The first stop is an abandoned Buddhist monastery, where at least the family is together, though they are beginning to suffer from hunger.  The rebels seek constantly to remove the elite from the group and Raami's father, because he is widely recognized, gives himself up in an effort to save the rest of the family.  He lies and says the others are all his wife's family, the descendants of farmers.  He's taken away in an ox cart and Raami never sees him again - but not before he tells her he's doing what he does to give her wings and that she'll always be able to see him on the face of the moon.  These promises as well as the words of the poems and stories he's always told her, carry her through the traumas of the next few years, though her father's departure almost destroys her mother.

The next stop is being "reeducated" in the home of peasants (after Raami, her mother and sister are separated from the others).  Though poor the elderly, childless peasants are loving and kind.  The husband teaches Raami many survival skills that help her later.  But tragedy strikes Raami's sister, further diminishing her mother before they are again driven away.  In a forest again with other people being forced to keep moving, they meet up with Raami's uncle and grandmother - the only members of the extended family they ever see again.  They are driven to a new community which is run by a more moderate member of the Khmer Rouge and settle into somewhat of a routine, the adults working and Raami attending a form of school.  But just when things seem bearable a new guard takes over creating more stringent rules, breaking up the family further and nearly starving everyone to death.

Eventually the Vietnamese army drives away the Khmer Rouge and Raami and her mother escape to Thailand (following a map left by her father prior to his departure) and are swept to safety in a UN helicopter.

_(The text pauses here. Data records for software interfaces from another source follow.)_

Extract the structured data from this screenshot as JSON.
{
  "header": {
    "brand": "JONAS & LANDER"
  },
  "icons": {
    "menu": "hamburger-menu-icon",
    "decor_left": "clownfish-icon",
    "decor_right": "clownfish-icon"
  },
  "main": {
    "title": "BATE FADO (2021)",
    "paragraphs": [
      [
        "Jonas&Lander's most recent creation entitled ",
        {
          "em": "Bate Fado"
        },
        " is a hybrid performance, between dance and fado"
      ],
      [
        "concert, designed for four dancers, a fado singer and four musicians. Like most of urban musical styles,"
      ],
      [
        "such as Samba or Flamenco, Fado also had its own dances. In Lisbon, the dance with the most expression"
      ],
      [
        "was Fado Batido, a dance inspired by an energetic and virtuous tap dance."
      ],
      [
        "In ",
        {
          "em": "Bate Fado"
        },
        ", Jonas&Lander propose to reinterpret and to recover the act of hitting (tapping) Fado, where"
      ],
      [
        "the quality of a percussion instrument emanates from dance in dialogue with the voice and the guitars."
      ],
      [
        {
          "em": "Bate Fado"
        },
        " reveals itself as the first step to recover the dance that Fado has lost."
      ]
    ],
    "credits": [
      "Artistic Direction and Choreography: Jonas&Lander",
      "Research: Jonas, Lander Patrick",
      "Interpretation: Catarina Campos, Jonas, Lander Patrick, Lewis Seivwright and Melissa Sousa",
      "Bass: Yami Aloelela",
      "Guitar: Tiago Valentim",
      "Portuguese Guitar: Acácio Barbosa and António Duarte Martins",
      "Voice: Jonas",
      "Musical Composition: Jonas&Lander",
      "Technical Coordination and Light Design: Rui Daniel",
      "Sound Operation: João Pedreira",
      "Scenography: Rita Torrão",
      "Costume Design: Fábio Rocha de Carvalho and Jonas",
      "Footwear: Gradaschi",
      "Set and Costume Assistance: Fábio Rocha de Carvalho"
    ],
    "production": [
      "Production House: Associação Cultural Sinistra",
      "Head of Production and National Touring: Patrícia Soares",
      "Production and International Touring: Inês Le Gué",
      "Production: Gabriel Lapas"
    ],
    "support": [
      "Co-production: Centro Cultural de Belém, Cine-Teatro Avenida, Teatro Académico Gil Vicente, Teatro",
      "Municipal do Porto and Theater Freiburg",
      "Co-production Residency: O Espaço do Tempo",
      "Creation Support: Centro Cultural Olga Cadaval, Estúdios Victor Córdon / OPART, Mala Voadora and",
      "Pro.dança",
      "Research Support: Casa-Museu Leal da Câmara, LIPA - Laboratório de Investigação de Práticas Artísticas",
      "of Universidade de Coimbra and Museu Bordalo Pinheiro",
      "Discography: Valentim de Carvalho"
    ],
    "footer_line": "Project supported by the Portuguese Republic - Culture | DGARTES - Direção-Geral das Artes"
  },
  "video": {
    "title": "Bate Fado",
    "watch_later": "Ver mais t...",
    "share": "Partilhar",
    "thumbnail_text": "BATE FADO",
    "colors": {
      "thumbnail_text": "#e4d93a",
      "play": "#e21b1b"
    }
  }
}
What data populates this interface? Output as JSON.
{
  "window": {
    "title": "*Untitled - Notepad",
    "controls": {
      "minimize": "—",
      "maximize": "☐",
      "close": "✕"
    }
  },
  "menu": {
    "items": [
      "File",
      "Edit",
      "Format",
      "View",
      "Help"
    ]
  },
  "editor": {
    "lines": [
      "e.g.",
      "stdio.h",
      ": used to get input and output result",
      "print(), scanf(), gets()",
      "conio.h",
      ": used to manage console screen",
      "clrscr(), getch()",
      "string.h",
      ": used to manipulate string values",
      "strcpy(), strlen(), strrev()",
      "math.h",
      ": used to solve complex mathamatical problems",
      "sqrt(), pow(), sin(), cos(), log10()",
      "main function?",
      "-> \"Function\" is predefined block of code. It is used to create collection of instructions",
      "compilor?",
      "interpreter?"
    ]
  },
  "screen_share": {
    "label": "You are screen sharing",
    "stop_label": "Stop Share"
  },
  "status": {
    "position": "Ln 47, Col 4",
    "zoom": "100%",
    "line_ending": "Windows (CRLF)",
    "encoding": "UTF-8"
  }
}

A very powerful and beautifully written novel - Ratner's language is so vivid you can see Cambodia crumble right before your eyes, all the time marvelling at the inner strength and love that sustain Raami.